*PROBLEM STATEMENT*. Output all entries below exactly as they are given.

___ DATASET RECORDS ___

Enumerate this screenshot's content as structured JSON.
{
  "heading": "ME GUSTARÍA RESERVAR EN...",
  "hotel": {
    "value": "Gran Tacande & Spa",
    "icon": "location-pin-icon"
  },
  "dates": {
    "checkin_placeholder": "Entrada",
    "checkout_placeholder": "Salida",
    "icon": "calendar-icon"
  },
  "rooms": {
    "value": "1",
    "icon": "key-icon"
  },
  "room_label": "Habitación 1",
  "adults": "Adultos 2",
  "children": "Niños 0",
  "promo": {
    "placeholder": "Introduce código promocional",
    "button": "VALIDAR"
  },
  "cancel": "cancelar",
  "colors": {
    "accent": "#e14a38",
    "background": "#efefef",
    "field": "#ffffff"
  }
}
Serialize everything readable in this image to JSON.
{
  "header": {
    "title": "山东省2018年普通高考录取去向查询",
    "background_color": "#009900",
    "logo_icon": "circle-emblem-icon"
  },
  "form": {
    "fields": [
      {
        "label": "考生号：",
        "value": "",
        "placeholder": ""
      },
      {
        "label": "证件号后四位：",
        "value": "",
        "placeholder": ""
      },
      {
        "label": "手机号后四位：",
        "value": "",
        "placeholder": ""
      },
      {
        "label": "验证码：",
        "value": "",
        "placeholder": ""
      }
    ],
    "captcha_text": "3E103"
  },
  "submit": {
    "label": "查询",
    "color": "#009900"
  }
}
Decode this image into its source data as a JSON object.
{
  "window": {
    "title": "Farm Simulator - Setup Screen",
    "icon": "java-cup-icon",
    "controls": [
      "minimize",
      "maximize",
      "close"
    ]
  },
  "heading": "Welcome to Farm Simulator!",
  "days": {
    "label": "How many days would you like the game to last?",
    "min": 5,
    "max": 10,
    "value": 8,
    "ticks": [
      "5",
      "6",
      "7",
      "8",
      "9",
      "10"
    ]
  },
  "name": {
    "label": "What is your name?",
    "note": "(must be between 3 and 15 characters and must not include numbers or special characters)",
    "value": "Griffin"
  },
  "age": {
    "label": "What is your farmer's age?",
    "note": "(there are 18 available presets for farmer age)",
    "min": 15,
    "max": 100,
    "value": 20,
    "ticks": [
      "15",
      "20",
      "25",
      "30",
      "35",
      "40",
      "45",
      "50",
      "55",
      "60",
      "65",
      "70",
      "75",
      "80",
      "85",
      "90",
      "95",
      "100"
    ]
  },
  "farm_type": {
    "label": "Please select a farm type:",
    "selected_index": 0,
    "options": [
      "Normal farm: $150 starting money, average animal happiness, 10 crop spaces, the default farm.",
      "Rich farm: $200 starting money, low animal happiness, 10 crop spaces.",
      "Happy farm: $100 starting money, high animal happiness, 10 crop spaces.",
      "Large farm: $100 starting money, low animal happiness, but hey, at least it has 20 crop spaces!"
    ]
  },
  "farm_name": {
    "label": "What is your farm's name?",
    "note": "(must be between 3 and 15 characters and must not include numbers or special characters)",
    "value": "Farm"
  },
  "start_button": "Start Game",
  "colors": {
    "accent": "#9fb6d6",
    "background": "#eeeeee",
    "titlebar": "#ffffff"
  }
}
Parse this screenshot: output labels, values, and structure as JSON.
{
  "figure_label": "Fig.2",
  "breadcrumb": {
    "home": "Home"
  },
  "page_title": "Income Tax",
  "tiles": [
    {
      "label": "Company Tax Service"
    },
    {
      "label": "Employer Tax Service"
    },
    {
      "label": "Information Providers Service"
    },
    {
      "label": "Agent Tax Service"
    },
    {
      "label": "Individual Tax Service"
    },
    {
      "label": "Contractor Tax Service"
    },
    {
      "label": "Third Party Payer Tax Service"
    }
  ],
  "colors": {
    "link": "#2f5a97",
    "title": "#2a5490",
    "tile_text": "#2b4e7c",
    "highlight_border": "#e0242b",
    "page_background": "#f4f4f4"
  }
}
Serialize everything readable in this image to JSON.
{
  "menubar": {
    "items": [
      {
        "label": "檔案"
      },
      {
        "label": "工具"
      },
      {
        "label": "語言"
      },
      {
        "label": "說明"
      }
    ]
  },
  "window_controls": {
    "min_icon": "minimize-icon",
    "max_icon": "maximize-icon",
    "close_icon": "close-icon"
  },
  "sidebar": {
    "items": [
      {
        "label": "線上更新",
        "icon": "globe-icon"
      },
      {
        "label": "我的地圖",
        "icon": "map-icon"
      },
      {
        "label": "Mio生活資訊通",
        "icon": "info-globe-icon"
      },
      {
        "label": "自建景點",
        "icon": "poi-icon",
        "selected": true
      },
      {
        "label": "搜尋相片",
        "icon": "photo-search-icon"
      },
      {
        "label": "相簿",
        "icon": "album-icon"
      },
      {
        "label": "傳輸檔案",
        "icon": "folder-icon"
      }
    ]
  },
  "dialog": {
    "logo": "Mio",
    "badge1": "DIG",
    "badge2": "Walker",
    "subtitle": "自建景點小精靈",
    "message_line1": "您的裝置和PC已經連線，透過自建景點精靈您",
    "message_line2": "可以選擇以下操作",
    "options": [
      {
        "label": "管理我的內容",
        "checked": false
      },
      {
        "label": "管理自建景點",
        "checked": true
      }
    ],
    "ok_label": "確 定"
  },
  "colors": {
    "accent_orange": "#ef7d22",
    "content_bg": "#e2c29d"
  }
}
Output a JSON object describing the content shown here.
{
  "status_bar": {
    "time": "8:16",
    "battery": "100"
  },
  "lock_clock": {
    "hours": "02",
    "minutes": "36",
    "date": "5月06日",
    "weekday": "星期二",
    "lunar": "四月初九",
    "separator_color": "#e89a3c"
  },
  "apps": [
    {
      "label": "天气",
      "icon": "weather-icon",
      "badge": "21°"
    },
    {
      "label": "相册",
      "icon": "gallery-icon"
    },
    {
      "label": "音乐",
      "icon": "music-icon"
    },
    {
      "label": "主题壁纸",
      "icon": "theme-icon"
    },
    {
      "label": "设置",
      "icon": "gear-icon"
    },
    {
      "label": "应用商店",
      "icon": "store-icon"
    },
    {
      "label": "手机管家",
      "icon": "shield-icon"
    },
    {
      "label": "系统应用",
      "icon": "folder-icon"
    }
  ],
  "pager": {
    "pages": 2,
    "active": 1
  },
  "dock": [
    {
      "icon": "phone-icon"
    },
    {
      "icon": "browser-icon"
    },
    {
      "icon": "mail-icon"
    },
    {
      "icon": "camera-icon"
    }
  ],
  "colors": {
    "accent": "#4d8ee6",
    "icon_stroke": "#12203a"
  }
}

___

*EXERCISE OUTPUT*.
Enumerate this screenshot's content as structured JSON.
{
  "heading": "ME GUSTARÍA RESERVAR EN...",
  "hotel": {
    "value": "Gran Tacande & Spa",
    "icon": "location-pin-icon"
  },
  "dates": {
    "checkin_placeholder": "Entrada",
    "checkout_placeholder": "Salida",
    "icon": "calendar-icon"
  },
  "rooms": {
    "value": "1",
    "icon": "key-icon"
  },
  "room_label": "Habitación 1",
  "adults": "Adultos 2",
  "children": "Niños 0",
  "promo": {
    "placeholder": "Introduce código promocional",
    "button": "VALIDAR"
  },
  "cancel": "cancelar",
  "colors": {
    "accent": "#e14a38",
    "background": "#efefef",
    "field": "#ffffff"
  }
}
Serialize everything readable in this image to JSON.
{
  "header": {
    "title": "山东省2018年普通高考录取去向查询",
    "background_color": "#009900",
    "logo_icon": "circle-emblem-icon"
  },
  "form": {
    "fields": [
      {
        "label": "考生号：",
        "value": "",
        "placeholder": ""
      },
      {
        "label": "证件号后四位：",
        "value": "",
        "placeholder": ""
      },
      {
        "label": "手机号后四位：",
        "value": "",
        "placeholder": ""
      },
      {
        "label": "验证码：",
        "value": "",
        "placeholder": ""
      }
    ],
    "captcha_text": "3E103"
  },
  "submit": {
    "label": "查询",
    "color": "#009900"
  }
}
Decode this image into its source data as a JSON object.
{
  "window": {
    "title": "Farm Simulator - Setup Screen",
    "icon": "java-cup-icon",
    "controls": [
      "minimize",
      "maximize",
      "close"
    ]
  },
  "heading": "Welcome to Farm Simulator!",
  "days": {
    "label": "How many days would you like the game to last?",
    "min": 5,
    "max": 10,
    "value": 8,
    "ticks": [
      "5",
      "6",
      "7",
      "8",
      "9",
      "10"
    ]
  },
  "name": {
    "label": "What is your name?",
    "note": "(must be between 3 and 15 characters and must not include numbers or special characters)",
    "value": "Griffin"
  },
  "age": {
    "label": "What is your farmer's age?",
    "note": "(there are 18 available presets for farmer age)",
    "min": 15,
    "max": 100,
    "value": 20,
    "ticks": [
      "15",
      "20",
      "25",
      "30",
      "35",
      "40",
      "45",
      "50",
      "55",
      "60",
      "65",
      "70",
      "75",
      "80",
      "85",
      "90",
      "95",
      "100"
    ]
  },
  "farm_type": {
    "label": "Please select a farm type:",
    "selected_index": 0,
    "options": [
      "Normal farm: $150 starting money, average animal happiness, 10 crop spaces, the default farm.",
      "Rich farm: $200 starting money, low animal happiness, 10 crop spaces.",
      "Happy farm: $100 starting money, high animal happiness, 10 crop spaces.",
      "Large farm: $100 starting money, low animal happiness, but hey, at least it has 20 crop spaces!"
    ]
  },
  "farm_name": {
    "label": "What is your farm's name?",
    "note": "(must be between 3 and 15 characters and must not include numbers or special characters)",
    "value": "Farm"
  },
  "start_button": "Start Game",
  "colors": {
    "accent": "#9fb6d6",
    "background": "#eeeeee",
    "titlebar": "#ffffff"
  }
}
Parse this screenshot: output labels, values, and structure as JSON.
{
  "figure_label": "Fig.2",
  "breadcrumb": {
    "home": "Home"
  },
  "page_title": "Income Tax",
  "tiles": [
    {
      "label": "Company Tax Service"
    },
    {
      "label": "Employer Tax Service"
    },
    {
      "label": "Information Providers Service"
    },
    {
      "label": "Agent Tax Service"
    },
    {
      "label": "Individual Tax Service"
    },
    {
      "label": "Contractor Tax Service"
    },
    {
      "label": "Third Party Payer Tax Service"
    }
  ],
  "colors": {
    "link": "#2f5a97",
    "title": "#2a5490",
    "tile_text": "#2b4e7c",
    "highlight_border": "#e0242b",
    "page_background": "#f4f4f4"
  }
}
Serialize everything readable in this image to JSON.
{
  "menubar": {
    "items": [
      {
        "label": "檔案"
      },
      {
        "label": "工具"
      },
      {
        "label": "語言"
      },
      {
        "label": "說明"
      }
    ]
  },
  "window_controls": {
    "min_icon": "minimize-icon",
    "max_icon": "maximize-icon",
    "close_icon": "close-icon"
  },
  "sidebar": {
    "items": [
      {
        "label": "線上更新",
        "icon": "globe-icon"
      },
      {
        "label": "我的地圖",
        "icon": "map-icon"
      },
      {
        "label": "Mio生活資訊通",
        "icon": "info-globe-icon"
      },
      {
        "label": "自建景點",
        "icon": "poi-icon",
        "selected": true
      },
      {
        "label": "搜尋相片",
        "icon": "photo-search-icon"
      },
      {
        "label": "相簿",
        "icon": "album-icon"
      },
      {
        "label": "傳輸檔案",
        "icon": "folder-icon"
      }
    ]
  },
  "dialog": {
    "logo": "Mio",
    "badge1": "DIG",
    "badge2": "Walker",
    "subtitle": "自建景點小精靈",
    "message_line1": "您的裝置和PC已經連線，透過自建景點精靈您",
    "message_line2": "可以選擇以下操作",
    "options": [
      {
        "label": "管理我的內容",
        "checked": false
      },
      {
        "label": "管理自建景點",
        "checked": true
      }
    ],
    "ok_label": "確 定"
  },
  "colors": {
    "accent_orange": "#ef7d22",
    "content_bg": "#e2c29d"
  }
}
Output a JSON object describing the content shown here.
{
  "status_bar": {
    "time": "8:16",
    "battery": "100"
  },
  "lock_clock": {
    "hours": "02",
    "minutes": "36",
    "date": "5月06日",
    "weekday": "星期二",
    "lunar": "四月初九",
    "separator_color": "#e89a3c"
  },
  "apps": [
    {
      "label": "天气",
      "icon": "weather-icon",
      "badge": "21°"
    },
    {
      "label": "相册",
      "icon": "gallery-icon"
    },
    {
      "label": "音乐",
      "icon": "music-icon"
    },
    {
      "label": "主题壁纸",
      "icon": "theme-icon"
    },
    {
      "label": "设置",
      "icon": "gear-icon"
    },
    {
      "label": "应用商店",
      "icon": "store-icon"
    },
    {
      "label": "手机管家",
      "icon": "shield-icon"
    },
    {
      "label": "系统应用",
      "icon": "folder-icon"
    }
  ],
  "pager": {
    "pages": 2,
    "active": 1
  },
  "dock": [
    {
      "icon": "phone-icon"
    },
    {
      "icon": "browser-icon"
    },
    {
      "icon": "mail-icon"
    },
    {
      "icon": "camera-icon"
    }
  ],
  "colors": {
    "accent": "#4d8ee6",
    "icon_stroke": "#12203a"
  }
}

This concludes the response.